Mini guide: Culture in Munich
13 Apr 2021Updated: 4 hours ago | people are reading
© Lonely Planet Mini guide: Culture in Munich
Germans see the Bavarian capital as the nicest city to live in, and rightly so: you will find grand architecture, world-class museums and lively beer halls. Go on a journey of discovery with this guide.
AsamkircheSendlinger Strasse 32
The late-baroque Asamkirche, built from 1733 to 1746, is small but fine . Every inch of the wall is adorned with gilded wreaths and peaceful angels, fake marble and twisted columns. The highlight is the ceiling fresco: lie on your back on a bench to better appreciate the complicated perspective.
Next to the Olympiapark is a double glass and steel tornado that winds down from a dark cloud the size of an aircraft carrier: that is BMW Welt. In these mother's showrooms you can sit on a powerful motorcycle, view technologically ingenious cars, shop in the "lifestyle" store or choose an 80-minute tour.
If you find science boring, a visit to the Deutsches Museum might change that. There are many interactive displays (such as glass blowing and paper making), demonstrations and experiments, model coal mines and interesting sections on rock paintings, surveying, microelectronics and astronomy.
In 2009, Het Brandhorst colorfully entered the Kunstareal with its large, striking and fitting abstract building. The walls, floors and sometimes ceilings offer space for some of the most interesting works of art in the city. Andy Warhol's work has a prominent place in the collection.

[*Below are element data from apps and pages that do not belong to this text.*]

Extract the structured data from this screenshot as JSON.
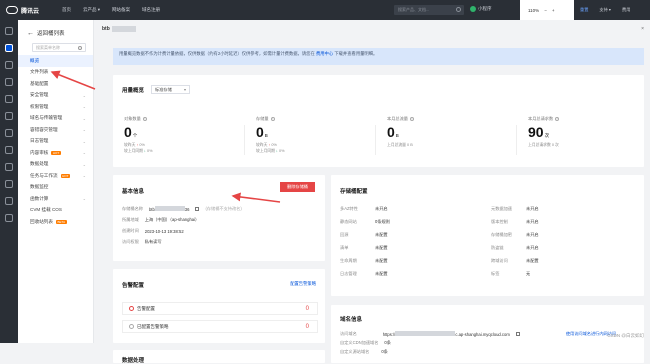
{
  "topbar": {
    "brand": "腾讯云",
    "nav": [
      "首页",
      "云产品 ▾",
      "网站备案",
      "域名注册"
    ],
    "search_placeholder": "搜索产品、文档...",
    "mini_app": "小程序",
    "zoom": "110%",
    "zoom_minus": "−",
    "zoom_plus": "+",
    "zoom_reset": "重置",
    "right_nav": [
      "备案",
      "支持 ▾",
      "费用"
    ]
  },
  "sidebar": {
    "back_label": "返回桶列表",
    "search_placeholder": "搜索菜单名称",
    "items": [
      {
        "label": "概览",
        "active": true
      },
      {
        "label": "文件列表"
      },
      {
        "label": "基础配置",
        "chevron": true
      },
      {
        "label": "安全管理",
        "chevron": true
      },
      {
        "label": "权限管理",
        "chevron": true
      },
      {
        "label": "域名与传输管理",
        "chevron": true
      },
      {
        "label": "容错容灾管理",
        "chevron": true
      },
      {
        "label": "日志管理",
        "chevron": true
      },
      {
        "label": "内容审核",
        "badge": "HOT",
        "chevron": true
      },
      {
        "label": "数据处理",
        "chevron": true
      },
      {
        "label": "任务与工作流",
        "badge": "HOT",
        "chevron": true
      },
      {
        "label": "数据监控"
      },
      {
        "label": "函数计算",
        "chevron": true
      },
      {
        "label": "CVM 挂载 COS"
      },
      {
        "label": "回收站列表",
        "badge": "BETA"
      }
    ]
  },
  "header": {
    "bucket_prefix": "btb",
    "close": "×"
  },
  "notice": {
    "text": "用量概览数据不作为计费计量依据，仅供数据（约有2小时延迟）仅供参考，如需计量计费数据，请您在",
    "link": "费用中心",
    "suffix": "下载并查看用量明细。"
  },
  "usage": {
    "title": "用量概览",
    "select_value": "标准存储",
    "metrics": [
      {
        "label": "对象数量",
        "value": "0",
        "unit": "个",
        "sub1_label": "较昨天",
        "sub1_dir": "up",
        "sub1_val": "0%",
        "sub2_label": "较上月同期",
        "sub2_dir": "down",
        "sub2_val": "0%"
      },
      {
        "label": "存储量",
        "value": "0",
        "unit": "B",
        "sub1_label": "较昨天",
        "sub1_dir": "up",
        "sub1_val": "0%",
        "sub2_label": "较上月同期",
        "sub2_dir": "down",
        "sub2_val": "0%"
      },
      {
        "label": "本月总流量",
        "value": "0",
        "unit": "B",
        "sub1_label": "上月总流量",
        "sub1_val": "0 B"
      },
      {
        "label": "本月总请求数",
        "value": "90",
        "unit": "次",
        "sub1_label": "上月总请求数",
        "sub1_val": "0 次"
      }
    ]
  },
  "basic": {
    "title": "基本信息",
    "delete_label": "删除存储桶",
    "rows": [
      {
        "k": "存储桶名称",
        "v_prefix": "btb",
        "v_suffix": "36",
        "hint": "(存储桶不支持改名)"
      },
      {
        "k": "所属地域",
        "v": "上海（中国）（ap-shanghai）"
      },
      {
        "k": "创建时间",
        "v": "2023-10-13 19:38:52"
      },
      {
        "k": "访问权限",
        "v": "私有读写"
      }
    ]
  },
  "storage_cfg": {
    "title": "存储桶配置",
    "left": [
      {
        "k": "多AZ特性",
        "v": "未开启"
      },
      {
        "k": "静态网站",
        "v": "0条规则"
      },
      {
        "k": "回源",
        "v": "未配置"
      },
      {
        "k": "清单",
        "v": "未配置"
      },
      {
        "k": "生命周期",
        "v": "未配置"
      },
      {
        "k": "日志管理",
        "v": "未配置"
      }
    ],
    "right": [
      {
        "k": "元数据加速",
        "v": "未开启"
      },
      {
        "k": "版本控制",
        "v": "未开启"
      },
      {
        "k": "存储桶加密",
        "v": "未开启"
      },
      {
        "k": "防盗链",
        "v": "未开启"
      },
      {
        "k": "跨域访问",
        "v": "未配置"
      },
      {
        "k": "标签",
        "v": "无"
      }
    ]
  },
  "alert": {
    "title": "告警配置",
    "link": "配置告警策略",
    "rows": [
      {
        "label": "告警配置",
        "count": "0"
      },
      {
        "label": "已配置告警策略",
        "count": "0"
      }
    ]
  },
  "domain": {
    "title": "域名信息",
    "rows": [
      {
        "k": "访问域名",
        "v_prefix": "https://",
        "v_suffix": "c.ap-shanghai.myqcloud.com",
        "link": "使用访问域名进行内网访问"
      },
      {
        "k": "自定义CDN加速域名",
        "v": "0条"
      },
      {
        "k": "自定义源站域名",
        "v": "0条"
      }
    ]
  },
  "extra": {
    "title": "数据处理"
  },
  "watermark": "CSDN @白云如幻",
  "colors": {
    "brand": "#0052d9",
    "danger": "#e54545",
    "arrow": "#e54545"
  }
}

Pinakothek der Modernepinakothek.de
Germany's largest modern art museum houses four significant collections: 20th-century art, applied art, graphic art art and an architecture museum. The four-storey building is set around a huge, eye-like dome through which soft natural light enters. You will also find modern classics of Picasso, Klee, Dalí and Kandinsky.

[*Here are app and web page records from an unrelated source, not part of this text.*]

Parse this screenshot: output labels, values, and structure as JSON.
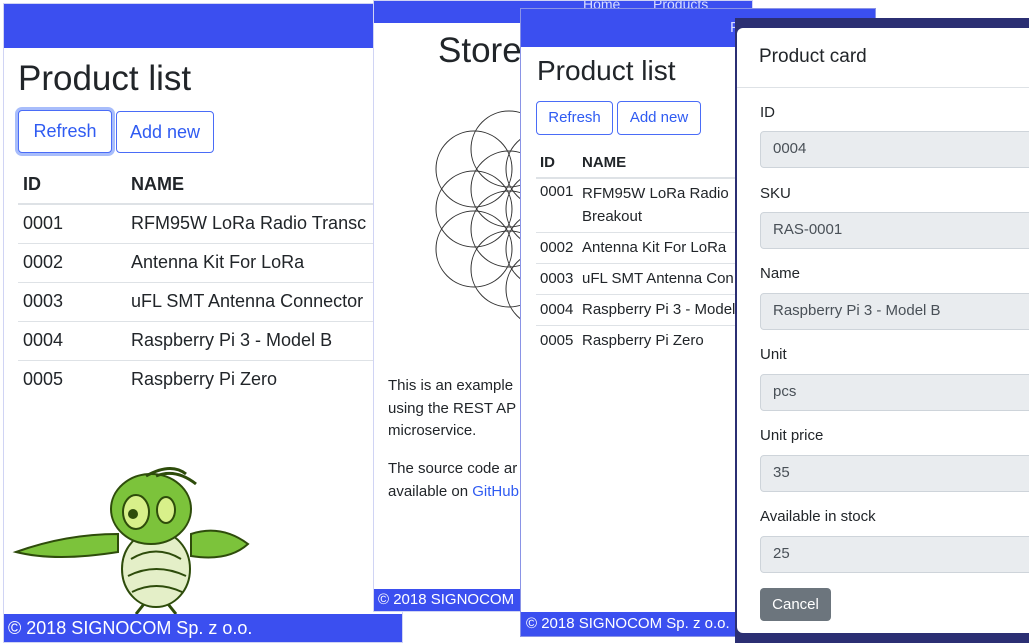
{
  "w1": {
    "title": "Product list",
    "refresh": "Refresh",
    "add_new": "Add new",
    "columns": [
      "ID",
      "NAME"
    ],
    "rows": [
      {
        "id": "0001",
        "name": "RFM95W LoRa Radio Transc"
      },
      {
        "id": "0002",
        "name": "Antenna Kit For LoRa"
      },
      {
        "id": "0003",
        "name": "uFL SMT Antenna Connector"
      },
      {
        "id": "0004",
        "name": "Raspberry Pi 3 - Model B"
      },
      {
        "id": "0005",
        "name": "Raspberry Pi Zero"
      }
    ],
    "footer": "© 2018 SIGNOCOM Sp. z o.o."
  },
  "w2": {
    "nav_home": "Home",
    "nav_products": "Products",
    "title": "Store",
    "p1a": "This is an example",
    "p1b": "using the REST AP",
    "p1c": "microservice.",
    "p2a": "The source code ar",
    "p2b": "available on",
    "github": "GitHub",
    "footer": "© 2018 SIGNOCOM"
  },
  "w3": {
    "nav_short": "P",
    "title": "Product list",
    "refresh": "Refresh",
    "add_new": "Add new",
    "columns": [
      "ID",
      "NAME"
    ],
    "rows": [
      {
        "id": "0001",
        "name1": "RFM95W LoRa Radio",
        "name2": "Breakout"
      },
      {
        "id": "0002",
        "name1": "Antenna Kit For LoRa",
        "name2": ""
      },
      {
        "id": "0003",
        "name1": "uFL SMT Antenna Con",
        "name2": ""
      },
      {
        "id": "0004",
        "name1": "Raspberry Pi 3 - Model",
        "name2": ""
      },
      {
        "id": "0005",
        "name1": "Raspberry Pi Zero",
        "name2": ""
      }
    ],
    "footer": "© 2018 SIGNOCOM Sp. z o.o."
  },
  "w4": {
    "title": "Product card",
    "fields": [
      {
        "label": "ID",
        "value": "0004"
      },
      {
        "label": "SKU",
        "value": "RAS-0001"
      },
      {
        "label": "Name",
        "value": "Raspberry Pi 3 - Model B"
      },
      {
        "label": "Unit",
        "value": "pcs"
      },
      {
        "label": "Unit price",
        "value": "35"
      },
      {
        "label": "Available in stock",
        "value": "25"
      }
    ],
    "cancel": "Cancel"
  },
  "colors": {
    "accent_blue": "#3b4ff0",
    "dark_frame": "#2b2f73",
    "button_grey": "#6c757d",
    "link_blue": "#2f5bf2"
  },
  "icons": [
    "cricket-mascot-illustration",
    "flower-of-life-logo"
  ]
}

From 1508 to WW2, the Residenz was the residence of the Bavarian rulers, the Wittelsbach house, and is in decorated rococo and renaissance style. The museum, which covers about half the palace, also contains beautiful art treasures.Sleeping

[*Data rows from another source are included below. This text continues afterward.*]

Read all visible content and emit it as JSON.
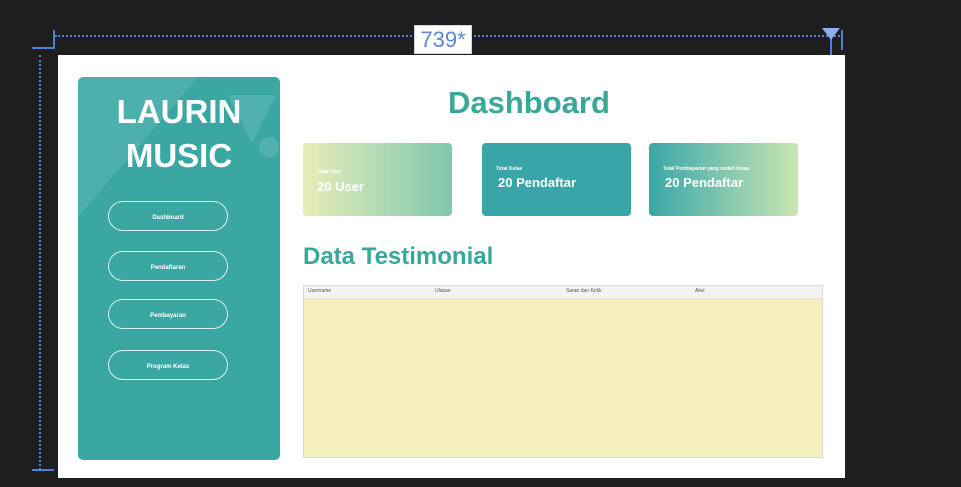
{
  "designer": {
    "width_label": "739*"
  },
  "sidebar": {
    "brand_line1": "LAURIN",
    "brand_line2": "MUSIC",
    "nav": [
      {
        "label": "Dashboard"
      },
      {
        "label": "Pendaftaran"
      },
      {
        "label": "Pembayaran"
      },
      {
        "label": "Program Kelas"
      }
    ]
  },
  "main": {
    "title": "Dashboard",
    "cards": [
      {
        "label": "Total User",
        "value": "20 User"
      },
      {
        "label": "Total Kelas",
        "value": "20 Pendaftar"
      },
      {
        "label": "Total Pembayaran yang sudah lunas",
        "value": "20 Pendaftar"
      }
    ],
    "testimonial_title": "Data Testimonial",
    "table_headers": [
      "Username",
      "Ulasan",
      "Saran dan Kritik",
      "Aksi"
    ]
  },
  "colors": {
    "accent": "#37a899",
    "sidebar": "#3aa7a3",
    "table_body": "#f5eebd",
    "guide": "#4f7fd6"
  }
}
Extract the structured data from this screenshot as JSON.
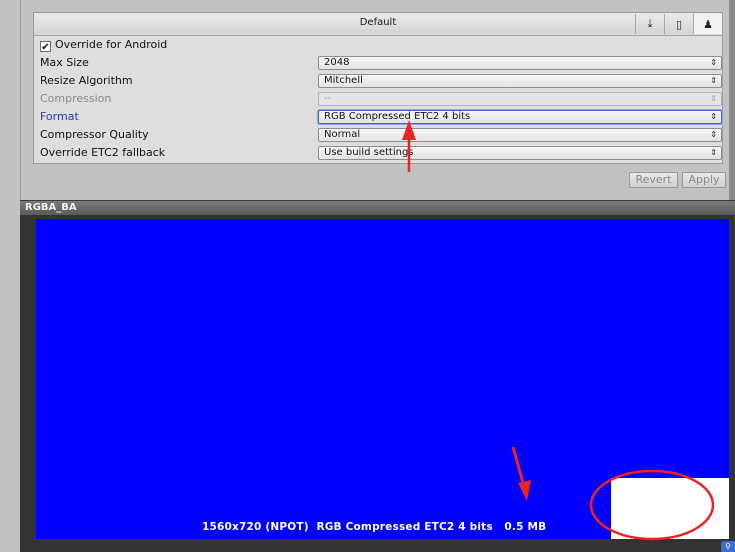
{
  "panel": {
    "header_title": "Default",
    "platform_tabs": [
      {
        "icon": "download-icon",
        "glyph": "⤓"
      },
      {
        "icon": "phone-icon",
        "glyph": "▯"
      },
      {
        "icon": "android-icon",
        "glyph": "♟"
      }
    ]
  },
  "settings": {
    "override_checked": true,
    "override_label": "Override for Android",
    "check_glyph": "✔",
    "rows": [
      {
        "label": "Max Size",
        "value": "2048",
        "state": "normal"
      },
      {
        "label": "Resize Algorithm",
        "value": "Mitchell",
        "state": "normal"
      },
      {
        "label": "Compression",
        "value": "--",
        "state": "disabled"
      },
      {
        "label": "Format",
        "value": "RGB Compressed ETC2 4 bits",
        "state": "focused"
      },
      {
        "label": "Compressor Quality",
        "value": "Normal",
        "state": "normal"
      },
      {
        "label": "Override ETC2 fallback",
        "value": "Use build settings",
        "state": "normal"
      }
    ],
    "dropdown_arrow": "⇕"
  },
  "buttons": {
    "revert": "Revert",
    "apply": "Apply"
  },
  "preview": {
    "asset_name": "RGBA_BA",
    "texture_color": "#0000ff",
    "info": "1560x720 (NPOT)  RGB Compressed ETC2 4 bits   0.5 MB"
  },
  "annotation_color": "#ee2222"
}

Retro design fans can indulge in this centrally located hotel on Lindwurmstrasse. The groovy theme starts right at the reception: round hanging chairs and wavy 60s-style benches. The rooms are all the same, with orange and green colors, and have kitschy Alpine pasture.
This new design hotel on the upper floors of a former post office in the trendy Glockenbachviertel is highly regarded. Each of the eleven lofts with concrete ceiling is dedicated to a local fame and the two penthouses have a private terrace. The panorama bar has definitely earned its popularity.
Since about 1841 this has been one of the grandes ladies of the Munich hotel world . There are rooms in all kinds of styles, from busy Laura Ashley to minimalist and cosmopolitan. The excellent location and swimming pool are complemented by impeccable staff. There is an abundance of marble, antiques and oil paintings, and you can dine in one of the five fantastic restaurants.
The full mini guide can be found in the winter issue of Lonely Planet magazine, this one you can order here.
Opening image: Deutsches Museum